* Instructions to follow *
Retype the whole listing verbatim and keep the pictures out of it.

* Data for this exercise *
▬▬▬

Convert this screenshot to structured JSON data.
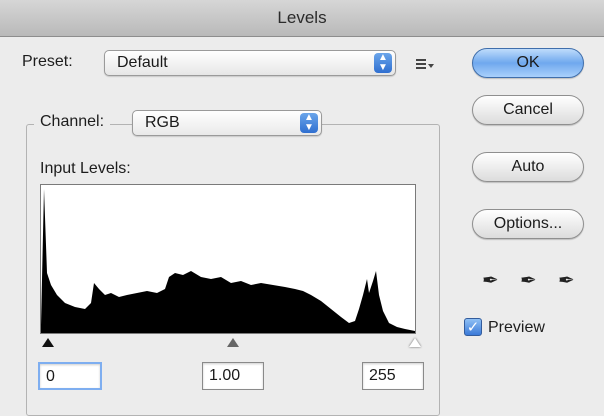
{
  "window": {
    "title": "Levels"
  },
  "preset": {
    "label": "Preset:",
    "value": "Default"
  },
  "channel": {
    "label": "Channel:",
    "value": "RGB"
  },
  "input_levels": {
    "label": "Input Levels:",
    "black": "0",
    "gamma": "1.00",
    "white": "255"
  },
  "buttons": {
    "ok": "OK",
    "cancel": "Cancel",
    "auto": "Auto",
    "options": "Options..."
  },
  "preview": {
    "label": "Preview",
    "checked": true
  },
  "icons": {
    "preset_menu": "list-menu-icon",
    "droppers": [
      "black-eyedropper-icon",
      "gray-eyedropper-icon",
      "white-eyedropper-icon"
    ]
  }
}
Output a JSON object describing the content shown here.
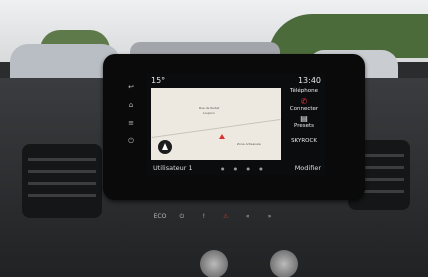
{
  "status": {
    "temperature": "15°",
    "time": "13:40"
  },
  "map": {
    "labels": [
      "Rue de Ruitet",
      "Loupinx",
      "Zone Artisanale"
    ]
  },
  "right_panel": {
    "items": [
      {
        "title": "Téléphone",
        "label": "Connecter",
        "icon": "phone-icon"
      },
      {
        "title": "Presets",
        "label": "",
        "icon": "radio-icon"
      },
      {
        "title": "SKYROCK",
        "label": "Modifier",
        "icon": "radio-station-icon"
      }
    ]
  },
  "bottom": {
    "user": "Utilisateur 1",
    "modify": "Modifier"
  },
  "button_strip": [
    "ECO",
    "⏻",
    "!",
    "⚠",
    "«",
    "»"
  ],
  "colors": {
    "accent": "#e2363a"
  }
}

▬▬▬

* Your response *
Convert this screenshot to structured JSON data.
{
  "window": {
    "title": "Levels"
  },
  "preset": {
    "label": "Preset:",
    "value": "Default"
  },
  "channel": {
    "label": "Channel:",
    "value": "RGB"
  },
  "input_levels": {
    "label": "Input Levels:",
    "black": "0",
    "gamma": "1.00",
    "white": "255"
  },
  "buttons": {
    "ok": "OK",
    "cancel": "Cancel",
    "auto": "Auto",
    "options": "Options..."
  },
  "preview": {
    "label": "Preview",
    "checked": true
  },
  "icons": {
    "preset_menu": "list-menu-icon",
    "droppers": [
      "black-eyedropper-icon",
      "gray-eyedropper-icon",
      "white-eyedropper-icon"
    ]
  }
}
Output a JSON object describing the content shown here.
{
  "status": {
    "temperature": "15°",
    "time": "13:40"
  },
  "map": {
    "labels": [
      "Rue de Ruitet",
      "Loupinx",
      "Zone Artisanale"
    ]
  },
  "right_panel": {
    "items": [
      {
        "title": "Téléphone",
        "label": "Connecter",
        "icon": "phone-icon"
      },
      {
        "title": "Presets",
        "label": "",
        "icon": "radio-icon"
      },
      {
        "title": "SKYROCK",
        "label": "Modifier",
        "icon": "radio-station-icon"
      }
    ]
  },
  "bottom": {
    "user": "Utilisateur 1",
    "modify": "Modifier"
  },
  "button_strip": [
    "ECO",
    "⏻",
    "!",
    "⚠",
    "«",
    "»"
  ],
  "colors": {
    "accent": "#e2363a"
  }
}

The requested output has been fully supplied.